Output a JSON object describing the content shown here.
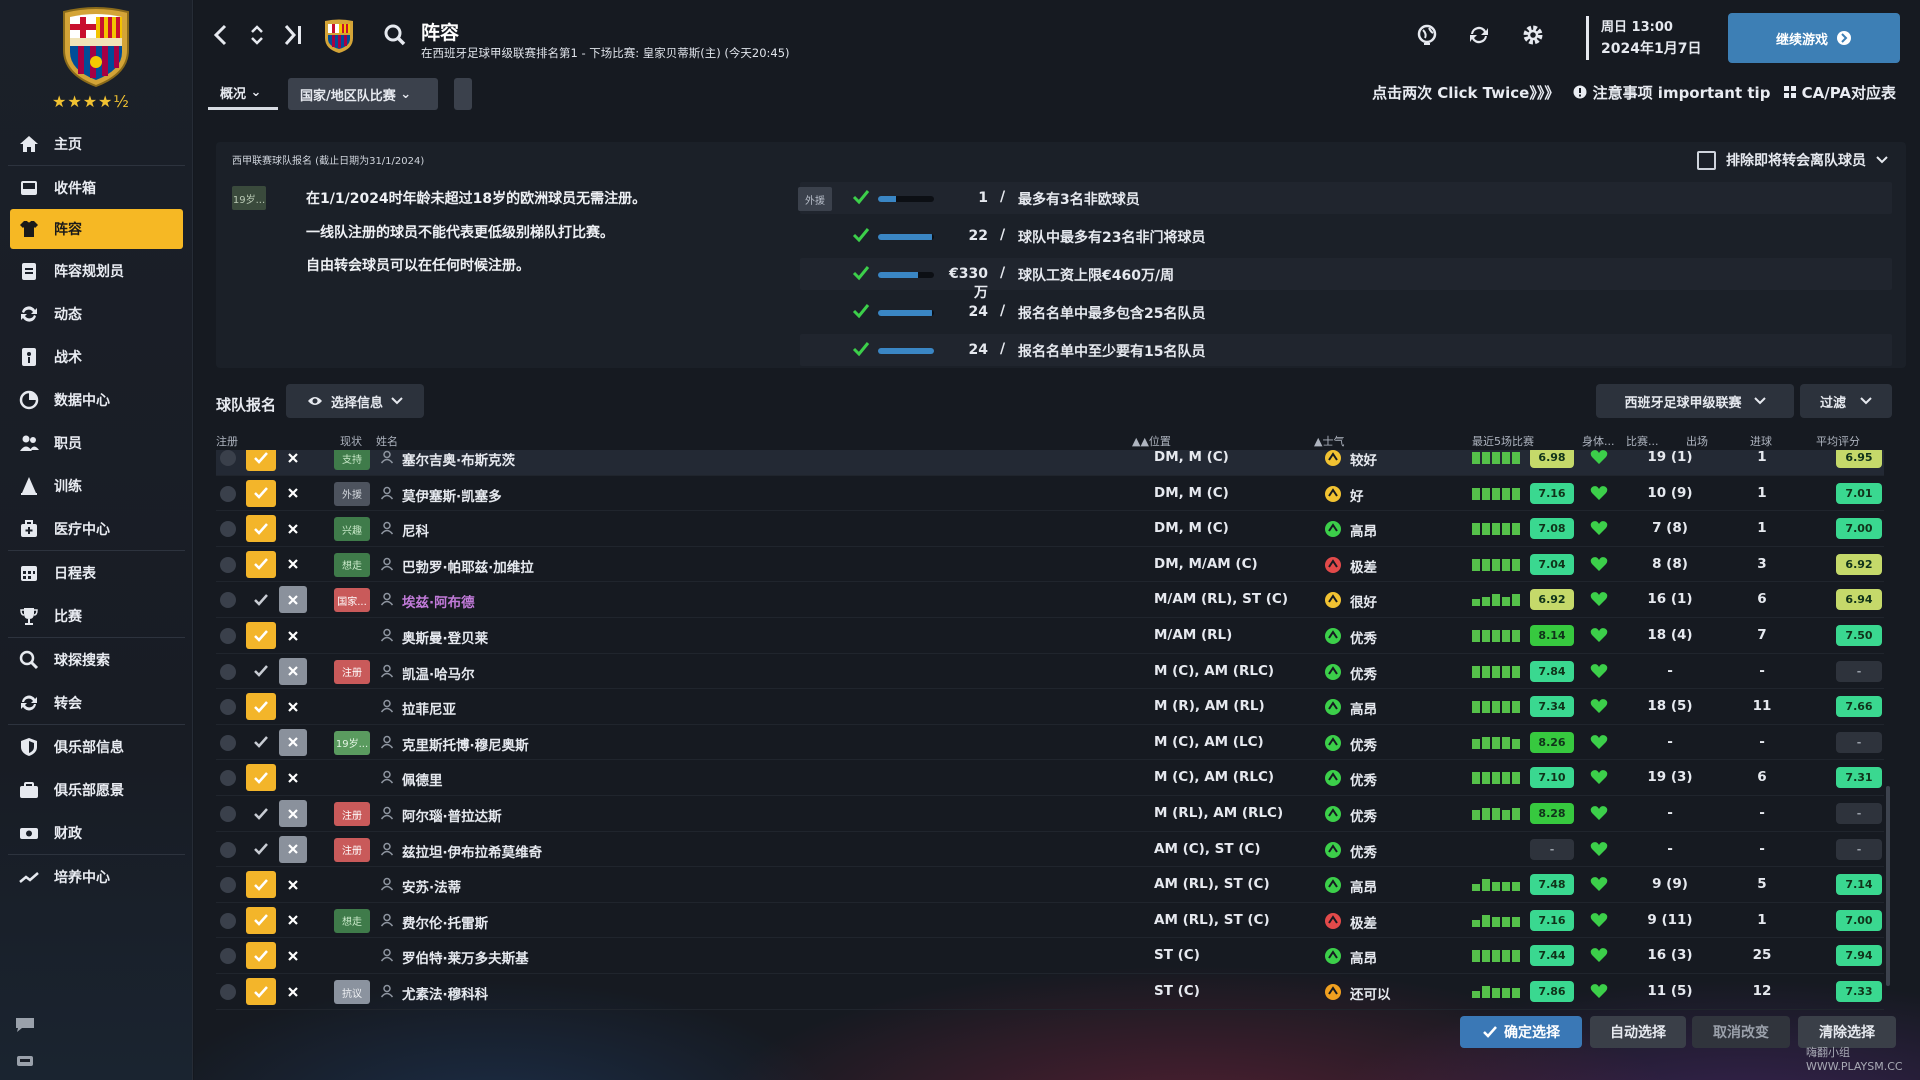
{
  "club": {
    "stars": "★★★★½"
  },
  "sidebar": {
    "items": [
      {
        "label": "主页",
        "icon": "home-icon"
      },
      {
        "label": "收件箱",
        "icon": "inbox-icon"
      },
      {
        "label": "阵容",
        "icon": "shirt-icon",
        "active": true
      },
      {
        "label": "阵容规划员",
        "icon": "clipboard-icon"
      },
      {
        "label": "动态",
        "icon": "dynamics-icon"
      },
      {
        "label": "战术",
        "icon": "tactics-icon"
      },
      {
        "label": "数据中心",
        "icon": "data-hub-icon"
      },
      {
        "label": "职员",
        "icon": "staff-icon"
      },
      {
        "label": "训练",
        "icon": "training-icon"
      },
      {
        "label": "医疗中心",
        "icon": "medical-icon"
      },
      {
        "label": "日程表",
        "icon": "calendar-icon"
      },
      {
        "label": "比赛",
        "icon": "trophy-icon"
      },
      {
        "label": "球探搜索",
        "icon": "search-icon"
      },
      {
        "label": "转会",
        "icon": "transfer-icon"
      },
      {
        "label": "俱乐部信息",
        "icon": "shield-icon"
      },
      {
        "label": "俱乐部愿景",
        "icon": "vision-icon"
      },
      {
        "label": "财政",
        "icon": "finance-icon"
      },
      {
        "label": "培养中心",
        "icon": "development-icon"
      }
    ]
  },
  "header": {
    "title": "阵容",
    "subtitle": "在西班牙足球甲级联赛排名第1 - 下场比赛: 皇家贝蒂斯(主) (今天20:45)",
    "date_line1": "周日 13:00",
    "date_line2": "2024年1月7日",
    "continue_label": "继续游戏"
  },
  "tabs": {
    "overview": "概况",
    "national": "国家/地区队比赛"
  },
  "top_links": {
    "click_twice": "点击两次 Click Twice》》》",
    "tip": "注意事项  important tip",
    "capa": "CA/PA对应表"
  },
  "registration": {
    "heading": "西甲联赛球队报名 (截止日期为31/1/2024)",
    "exclude_label": "排除即将转会离队球员",
    "age_badge": "19岁...",
    "rules": [
      "在1/1/2024时年龄未超过18岁的欧洲球员无需注册。",
      "一线队注册的球员不能代表更低级别梯队打比赛。",
      "自由转会球员可以在任何时候注册。"
    ],
    "requirements": [
      {
        "tag": "外援",
        "value": "1",
        "desc": "最多有3名非欧球员",
        "fill": 0.33
      },
      {
        "tag": "",
        "value": "22",
        "desc": "球队中最多有23名非门将球员",
        "fill": 0.96
      },
      {
        "tag": "",
        "value": "€330万",
        "desc": "球队工资上限€460万/周",
        "fill": 0.72
      },
      {
        "tag": "",
        "value": "24",
        "desc": "报名名单中最多包含25名队员",
        "fill": 0.96
      },
      {
        "tag": "",
        "value": "24",
        "desc": "报名名单中至少要有15名队员",
        "fill": 1.0
      }
    ]
  },
  "table": {
    "section_title": "球队报名",
    "select_info": "选择信息",
    "league_dropdown": "西班牙足球甲级联赛",
    "filter": "过滤",
    "headers": {
      "reg": "注册",
      "status": "现状",
      "name": "姓名",
      "pos": "▲▲位置",
      "morale": "▲士气",
      "recent": "最近5场比赛",
      "fitness": "身体...",
      "match": "比赛...",
      "apps": "出场",
      "goals": "进球",
      "avg": "平均评分"
    },
    "rows": [
      {
        "yes": true,
        "status": "支持",
        "status_style": "st-green",
        "name": "塞尔吉奥·布斯克茨",
        "pos": "DM, M (C)",
        "mood": "较好",
        "mood_type": "yellow",
        "bars": [
          5,
          5,
          5,
          5,
          5
        ],
        "recent": "6.98",
        "recent_color": "#c5d96a",
        "apps": "19 (1)",
        "goals": "1",
        "avg": "6.95",
        "avg_color": "#c5d96a"
      },
      {
        "yes": true,
        "status": "外援",
        "status_style": "st-grey",
        "name": "莫伊塞斯·凯塞多",
        "pos": "DM, M (C)",
        "mood": "好",
        "mood_type": "yellow",
        "bars": [
          5,
          5,
          5,
          5,
          5
        ],
        "recent": "7.16",
        "recent_color": "#3ad890",
        "apps": "10 (9)",
        "goals": "1",
        "avg": "7.01",
        "avg_color": "#3ad890"
      },
      {
        "yes": true,
        "status": "兴趣",
        "status_style": "st-green",
        "name": "尼科",
        "pos": "DM, M (C)",
        "mood": "高昂",
        "mood_type": "green",
        "bars": [
          5,
          5,
          5,
          5,
          5
        ],
        "recent": "7.08",
        "recent_color": "#3ad890",
        "apps": "7 (8)",
        "goals": "1",
        "avg": "7.00",
        "avg_color": "#3ad890"
      },
      {
        "yes": true,
        "status": "想走",
        "status_style": "st-green",
        "name": "巴勃罗·帕耶兹·加维拉",
        "pos": "DM, M/AM (C)",
        "mood": "极差",
        "mood_type": "red",
        "bars": [
          5,
          5,
          5,
          5,
          5
        ],
        "recent": "7.04",
        "recent_color": "#3ad890",
        "apps": "8 (8)",
        "goals": "3",
        "avg": "6.92",
        "avg_color": "#c5d96a"
      },
      {
        "yes": false,
        "status": "国家...",
        "status_style": "st-red",
        "name": "埃兹·阿布德",
        "name_purple": true,
        "pos": "M/AM (RL), ST (C)",
        "mood": "很好",
        "mood_type": "yellow",
        "bars": [
          3,
          4,
          5,
          4,
          5
        ],
        "recent": "6.92",
        "recent_color": "#c5d96a",
        "apps": "16 (1)",
        "goals": "6",
        "avg": "6.94",
        "avg_color": "#c5d96a"
      },
      {
        "yes": true,
        "status": "",
        "status_style": "",
        "name": "奥斯曼·登贝莱",
        "pos": "M/AM (RL)",
        "mood": "优秀",
        "mood_type": "green",
        "bars": [
          5,
          5,
          5,
          5,
          5
        ],
        "recent": "8.14",
        "recent_color": "#37c93f",
        "apps": "18 (4)",
        "goals": "7",
        "avg": "7.50",
        "avg_color": "#3ad890"
      },
      {
        "yes": false,
        "status": "注册",
        "status_style": "st-red",
        "name": "凯温·哈马尔",
        "pos": "M (C), AM (RLC)",
        "mood": "优秀",
        "mood_type": "green",
        "bars": [
          5,
          5,
          5,
          5,
          5
        ],
        "recent": "7.84",
        "recent_color": "#3ad890",
        "apps": "-",
        "goals": "-",
        "avg": "-",
        "avg_color": "#2e333c"
      },
      {
        "yes": true,
        "status": "",
        "status_style": "",
        "name": "拉菲尼亚",
        "pos": "M (R), AM (RL)",
        "mood": "高昂",
        "mood_type": "green",
        "bars": [
          5,
          5,
          5,
          5,
          5
        ],
        "recent": "7.34",
        "recent_color": "#3ad890",
        "apps": "18 (5)",
        "goals": "11",
        "avg": "7.66",
        "avg_color": "#3ad890"
      },
      {
        "yes": false,
        "status": "19岁...",
        "status_style": "st-lgreen",
        "name": "克里斯托博·穆尼奥斯",
        "pos": "M (C), AM (LC)",
        "mood": "优秀",
        "mood_type": "green",
        "bars": [
          4,
          5,
          5,
          5,
          4
        ],
        "recent": "8.26",
        "recent_color": "#37c93f",
        "apps": "-",
        "goals": "-",
        "avg": "-",
        "avg_color": "#2e333c"
      },
      {
        "yes": true,
        "status": "",
        "status_style": "",
        "name": "佩德里",
        "pos": "M (C), AM (RLC)",
        "mood": "优秀",
        "mood_type": "green",
        "bars": [
          5,
          5,
          5,
          5,
          5
        ],
        "recent": "7.10",
        "recent_color": "#3ad890",
        "apps": "19 (3)",
        "goals": "6",
        "avg": "7.31",
        "avg_color": "#3ad890"
      },
      {
        "yes": false,
        "status": "注册",
        "status_style": "st-red",
        "name": "阿尔瑙·普拉达斯",
        "pos": "M (RL), AM (RLC)",
        "mood": "优秀",
        "mood_type": "green",
        "bars": [
          4,
          5,
          5,
          4,
          5
        ],
        "recent": "8.28",
        "recent_color": "#37c93f",
        "apps": "-",
        "goals": "-",
        "avg": "-",
        "avg_color": "#2e333c"
      },
      {
        "yes": false,
        "status": "注册",
        "status_style": "st-red",
        "name": "兹拉坦·伊布拉希莫维奇",
        "pos": "AM (C), ST (C)",
        "mood": "优秀",
        "mood_type": "green",
        "bars": [],
        "recent": "-",
        "recent_color": "#2e333c",
        "apps": "-",
        "goals": "-",
        "avg": "-",
        "avg_color": "#2e333c"
      },
      {
        "yes": true,
        "status": "",
        "status_style": "",
        "name": "安苏·法蒂",
        "pos": "AM (RL), ST (C)",
        "mood": "高昂",
        "mood_type": "green",
        "bars": [
          3,
          5,
          4,
          4,
          4
        ],
        "recent": "7.48",
        "recent_color": "#3ad890",
        "apps": "9 (9)",
        "goals": "5",
        "avg": "7.14",
        "avg_color": "#3ad890"
      },
      {
        "yes": true,
        "status": "想走",
        "status_style": "st-green",
        "name": "费尔伦·托雷斯",
        "pos": "AM (RL), ST (C)",
        "mood": "极差",
        "mood_type": "red",
        "bars": [
          3,
          5,
          4,
          4,
          4
        ],
        "recent": "7.16",
        "recent_color": "#3ad890",
        "apps": "9 (11)",
        "goals": "1",
        "avg": "7.00",
        "avg_color": "#3ad890"
      },
      {
        "yes": true,
        "status": "",
        "status_style": "",
        "name": "罗伯特·莱万多夫斯基",
        "pos": "ST (C)",
        "mood": "高昂",
        "mood_type": "green",
        "bars": [
          5,
          5,
          5,
          5,
          5
        ],
        "recent": "7.44",
        "recent_color": "#3ad890",
        "apps": "16 (3)",
        "goals": "25",
        "avg": "7.94",
        "avg_color": "#3ad890"
      },
      {
        "yes": true,
        "status": "抗议",
        "status_style": "st-lgrey",
        "name": "尤素法·穆科科",
        "pos": "ST (C)",
        "mood": "还可以",
        "mood_type": "orange",
        "bars": [
          3,
          5,
          4,
          4,
          4
        ],
        "recent": "7.86",
        "recent_color": "#3ad890",
        "apps": "11 (5)",
        "goals": "12",
        "avg": "7.33",
        "avg_color": "#3ad890"
      }
    ]
  },
  "buttons": {
    "confirm": "确定选择",
    "auto": "自动选择",
    "cancel": "取消改变",
    "clear": "清除选择"
  },
  "watermark": "嗨翻小组 WWW.PLAYSM.CC",
  "colors": {
    "accent": "#f6b824",
    "blue": "#3a78b6"
  }
}
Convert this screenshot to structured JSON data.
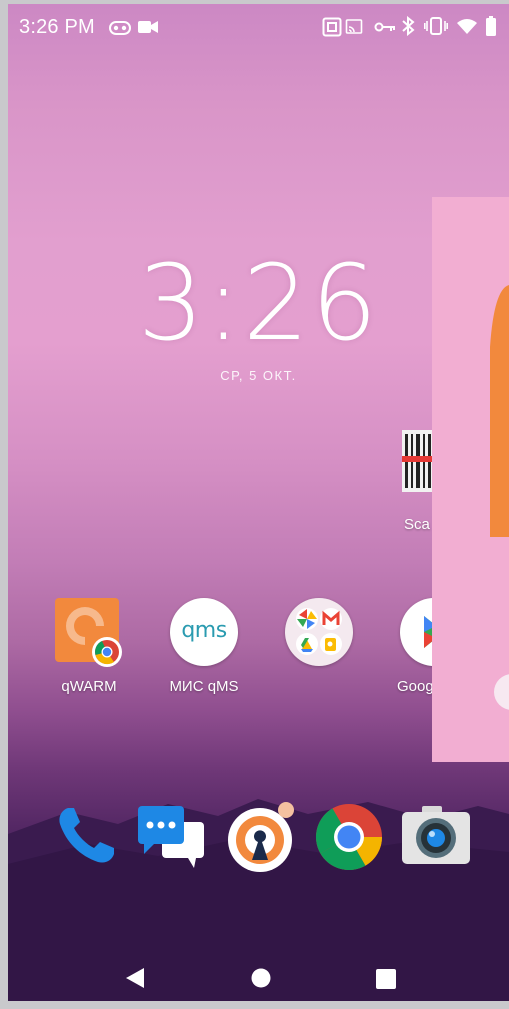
{
  "status_bar": {
    "time": "3:26 PM",
    "icons": [
      "voicemail-icon",
      "video-camera-icon",
      "nfc-icon",
      "cast-icon",
      "vpn-key-icon",
      "bluetooth-icon",
      "vibrate-icon",
      "wifi-icon",
      "battery-icon"
    ]
  },
  "clock_widget": {
    "time": "3:26",
    "date": "СР, 5 ОКТ."
  },
  "partial_app": {
    "label": "Sca",
    "icon": "barcode-scanner-icon"
  },
  "apps_row": [
    {
      "label": "qWARM",
      "icon": "qwarm-chrome-shortcut-icon"
    },
    {
      "label": "МИС qMS",
      "icon": "qms-icon",
      "logo_text": "qms"
    },
    {
      "label": "",
      "icon": "google-folder-icon"
    },
    {
      "label": "Goog",
      "icon": "google-play-icon"
    }
  ],
  "dock": [
    {
      "name": "phone",
      "icon": "phone-icon"
    },
    {
      "name": "messages",
      "icon": "messages-icon"
    },
    {
      "name": "openvpn",
      "icon": "openvpn-icon"
    },
    {
      "name": "chrome",
      "icon": "chrome-icon"
    },
    {
      "name": "camera",
      "icon": "camera-icon"
    }
  ],
  "nav_bar": {
    "buttons": [
      "back-icon",
      "home-icon",
      "recents-icon"
    ]
  },
  "colors": {
    "accent_orange": "#f2893d",
    "overlay_pink": "#f2aed2",
    "phone_blue": "#1e88e5"
  }
}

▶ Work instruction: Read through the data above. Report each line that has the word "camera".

▶ Response below:
      "video-camera-icon",
      "name": "camera",
      "icon": "camera-icon"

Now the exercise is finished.